Kerry’s Record Should Scare Bush

The rapid rise of John Kerry’s Presidential campaign is causing grave concern in the Republican Party’s upper management. Although G.O.P. leaders denigrate him as a “Massachusetts liberal,” invoking doom-laden memories of Michael Dukakis, such glib chatter only provides a temporary relief from their worries.

If he wins the Democratic nomination, Mr. Kerry will pose certain challenges that aren’t so easily solved: He’s a decorated war veteran, a hunter and a politician who doesn’t hesitate to fight back when attacked. Those qualities distinguish him from the soft targets that Republicans enjoy hitting most.

Caustic assessments of the Senator’s personality and character began to leak out last year, only to subside when his prospects seemed to dim. Now emergency experiments in Kerry-bashing are again on the front burners, boiling up unwholesome little pots labeled Botox , French-looking , rich wife , special interests , Jane Fonda , high taxes and, of course, liberal , liberal and liberal .

The results to date aren’t impressive. In recent national polls, the lines marked “Kerry” and “Bush” have crossed-with the former rising and the latter descending. But bad news only inspires the inventive elves in the Republican war dungeon to more strenuous effort. Ed Gillespie, the former Enron lobbyist who serves as chairman of the Republican National Committee, is test-marketing their latest products.

Some are obvious duds. When Mr. Gillespie harks back to 1972 for evidence that Mr. Kerry is “weak” on defense, as he did in remarks the other day, he invites questions about what George W. Bush was doing in those days. (And what young Mr. Bush was supposed to do but didn’t, like showing up for duty in the Air National Guard.) As the Bush twins might say, let’s not go there.

Naturally, the Republicans will pay close attention to the Senator’s four-term voting record, which offers plenty of material for creative misinterpretation. The objective is to tarnish Mr. Kerry’s national-security credentials and place the nation on orange alert against his candidacy.

In that vein, the R.N.C. chairman has scolded Mr. Kerry for his alleged zeal to decimate the intelligence and defense budgets. He says that in 1994 and 1995, the Senator tried to slash intelligence funding by more than a billion dollars.

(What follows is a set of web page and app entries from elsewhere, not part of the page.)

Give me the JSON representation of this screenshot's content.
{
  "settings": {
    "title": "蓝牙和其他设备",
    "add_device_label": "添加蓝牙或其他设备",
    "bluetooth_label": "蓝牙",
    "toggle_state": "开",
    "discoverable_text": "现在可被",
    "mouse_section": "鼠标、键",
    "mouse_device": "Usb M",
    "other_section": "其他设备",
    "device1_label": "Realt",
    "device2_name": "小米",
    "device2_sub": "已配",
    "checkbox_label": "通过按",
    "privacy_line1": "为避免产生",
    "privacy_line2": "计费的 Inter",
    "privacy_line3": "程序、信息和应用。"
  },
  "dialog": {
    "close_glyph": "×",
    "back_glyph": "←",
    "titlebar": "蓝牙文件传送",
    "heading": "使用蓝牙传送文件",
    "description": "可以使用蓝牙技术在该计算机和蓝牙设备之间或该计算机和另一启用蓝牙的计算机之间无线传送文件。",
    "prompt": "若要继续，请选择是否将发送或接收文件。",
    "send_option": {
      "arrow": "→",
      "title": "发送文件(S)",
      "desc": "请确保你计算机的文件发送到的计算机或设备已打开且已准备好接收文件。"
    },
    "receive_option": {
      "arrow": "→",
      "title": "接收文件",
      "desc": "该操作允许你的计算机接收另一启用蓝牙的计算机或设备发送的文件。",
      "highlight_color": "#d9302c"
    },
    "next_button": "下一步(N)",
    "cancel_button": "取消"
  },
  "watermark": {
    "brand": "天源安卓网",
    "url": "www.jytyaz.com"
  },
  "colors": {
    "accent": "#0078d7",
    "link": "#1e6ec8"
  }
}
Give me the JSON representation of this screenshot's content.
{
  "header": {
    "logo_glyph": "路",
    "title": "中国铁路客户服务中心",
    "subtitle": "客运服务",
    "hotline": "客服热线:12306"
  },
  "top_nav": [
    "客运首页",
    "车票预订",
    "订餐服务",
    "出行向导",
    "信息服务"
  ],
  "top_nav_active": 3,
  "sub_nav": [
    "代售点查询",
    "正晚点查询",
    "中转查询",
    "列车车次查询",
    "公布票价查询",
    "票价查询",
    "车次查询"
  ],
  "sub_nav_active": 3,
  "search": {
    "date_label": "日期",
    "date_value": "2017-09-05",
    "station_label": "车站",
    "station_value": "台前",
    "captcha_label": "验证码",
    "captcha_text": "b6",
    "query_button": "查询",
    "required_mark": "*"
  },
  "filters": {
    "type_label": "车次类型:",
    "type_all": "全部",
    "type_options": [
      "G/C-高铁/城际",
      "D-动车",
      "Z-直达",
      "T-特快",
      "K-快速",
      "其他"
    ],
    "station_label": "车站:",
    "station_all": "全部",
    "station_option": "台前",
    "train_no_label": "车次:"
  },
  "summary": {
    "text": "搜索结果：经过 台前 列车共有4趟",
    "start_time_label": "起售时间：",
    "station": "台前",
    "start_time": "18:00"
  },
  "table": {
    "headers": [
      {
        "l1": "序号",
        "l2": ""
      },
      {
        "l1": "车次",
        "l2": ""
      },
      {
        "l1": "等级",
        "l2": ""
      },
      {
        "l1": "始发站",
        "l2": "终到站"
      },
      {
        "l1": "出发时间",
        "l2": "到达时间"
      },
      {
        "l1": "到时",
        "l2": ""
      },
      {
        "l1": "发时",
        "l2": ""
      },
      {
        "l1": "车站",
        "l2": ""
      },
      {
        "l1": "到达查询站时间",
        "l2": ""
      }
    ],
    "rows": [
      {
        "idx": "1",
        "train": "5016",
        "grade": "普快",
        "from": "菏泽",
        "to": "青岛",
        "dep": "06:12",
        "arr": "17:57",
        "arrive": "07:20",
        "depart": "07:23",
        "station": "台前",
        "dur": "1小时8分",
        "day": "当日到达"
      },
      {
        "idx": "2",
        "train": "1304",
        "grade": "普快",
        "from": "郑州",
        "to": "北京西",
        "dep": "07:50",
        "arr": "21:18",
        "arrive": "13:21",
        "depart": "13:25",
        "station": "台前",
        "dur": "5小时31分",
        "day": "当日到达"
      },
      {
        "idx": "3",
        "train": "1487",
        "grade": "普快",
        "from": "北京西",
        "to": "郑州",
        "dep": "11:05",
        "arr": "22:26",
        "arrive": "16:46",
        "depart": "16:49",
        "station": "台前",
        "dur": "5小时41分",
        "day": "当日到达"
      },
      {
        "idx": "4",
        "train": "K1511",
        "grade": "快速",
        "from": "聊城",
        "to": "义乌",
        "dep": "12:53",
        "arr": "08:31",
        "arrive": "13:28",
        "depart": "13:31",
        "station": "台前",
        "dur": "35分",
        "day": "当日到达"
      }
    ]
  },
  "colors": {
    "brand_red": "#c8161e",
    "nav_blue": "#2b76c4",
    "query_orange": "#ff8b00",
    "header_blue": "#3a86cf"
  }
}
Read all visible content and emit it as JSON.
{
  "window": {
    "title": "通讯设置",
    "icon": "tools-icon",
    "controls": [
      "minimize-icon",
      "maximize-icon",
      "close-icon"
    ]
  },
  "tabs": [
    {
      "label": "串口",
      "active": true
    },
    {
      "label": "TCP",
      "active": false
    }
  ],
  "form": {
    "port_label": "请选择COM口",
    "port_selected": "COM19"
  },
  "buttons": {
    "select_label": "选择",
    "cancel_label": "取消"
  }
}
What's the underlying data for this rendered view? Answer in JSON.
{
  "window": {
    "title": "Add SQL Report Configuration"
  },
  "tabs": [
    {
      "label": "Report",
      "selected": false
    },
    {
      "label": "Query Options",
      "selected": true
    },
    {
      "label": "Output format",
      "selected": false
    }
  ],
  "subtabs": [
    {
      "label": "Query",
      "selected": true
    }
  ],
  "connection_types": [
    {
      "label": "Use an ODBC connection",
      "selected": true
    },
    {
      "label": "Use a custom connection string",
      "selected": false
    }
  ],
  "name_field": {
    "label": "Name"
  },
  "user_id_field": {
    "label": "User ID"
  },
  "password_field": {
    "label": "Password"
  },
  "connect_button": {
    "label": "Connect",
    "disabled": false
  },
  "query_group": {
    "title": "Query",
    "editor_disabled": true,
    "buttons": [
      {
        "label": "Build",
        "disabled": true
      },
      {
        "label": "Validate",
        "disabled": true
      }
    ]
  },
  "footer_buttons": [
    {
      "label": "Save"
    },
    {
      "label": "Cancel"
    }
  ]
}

Why would the Massachusetts Senator, then serving on the Senate Intelligence Committee, question the massive, classified intelligence budget? With colleagues from both parties, he was then seeking to recover a substantial amount that had been squirreled away during the previous five years by the National Reconnaissance Office-the highly secretive satellite-intelligence agency whose strange fiscal practices were a scandal in Washington.

On Sept. 29, 1995, Arlen Specter, the Pennsylvania Republican who chaired the intelligence committee, rose on the Senate floor to explain why he and other members were seeking an unusual amendment to the intelligence authorization bill. According to Mr. Specter, they were seeking “to address concerns about financial practices and management at the National Reconnaissance Office …. These amendments address an issue that the committee first identified in 1992 but which has received a good deal of press attention in the past several days and has raised questions about the National Reconnaissance Office’s financial management practices. It has been alleged that the NRO has accumulated more than $1 billion in unspent funds without informing the Pentagon, CIA, or Congress. It has been further alleged that this is one more example of how intelligence agencies sometimes use their secret status to avoid accountability.”

Vast sums have been spent on intelligence activities during the past two decades, but were they spent wisely or squandered? Such questions are even more pertinent now than when Mr. Kerry first began to ask them. More than 10 years ago, he demanded that higher budgets should include greater accountability.

“If intelligence is the valuable commodity that I contend it is in this very uncertain world, a world of new threats but from which the old nuclear threat has not completely faded, then it ought to be amply funded,” he said in 1993. With the end of the Cold War, defense budgets were declining, but Mr. Kerry argued that intelligence should be restructured rather than cut. He had investigated the Panamanian drug dictator Manuel Noriega and exposed the criminal Saudi bankers at the Bank of Credit and Commerce International.

In the Senate, Mr. Kerry wasn’t quite alone in questioning Pentagon waste. Every year, his close friend John McCain reads a list of the worst defense pork projects aloud on the Senate floor. Despite their differences on some issues, Mr. McCain has said he feels “unbounded respect and admiration” for his Massachusetts colleague and fellow Vietnam veteran-an endorsement that sounds more heartfelt than the Arizonan’s more formal backing of his old enemy, Mr. Bush.

No, Mr. Kerry isn’t an easy target or a simple caricature. He won’t sit in a tank wearing a helmet three sizes too big, either.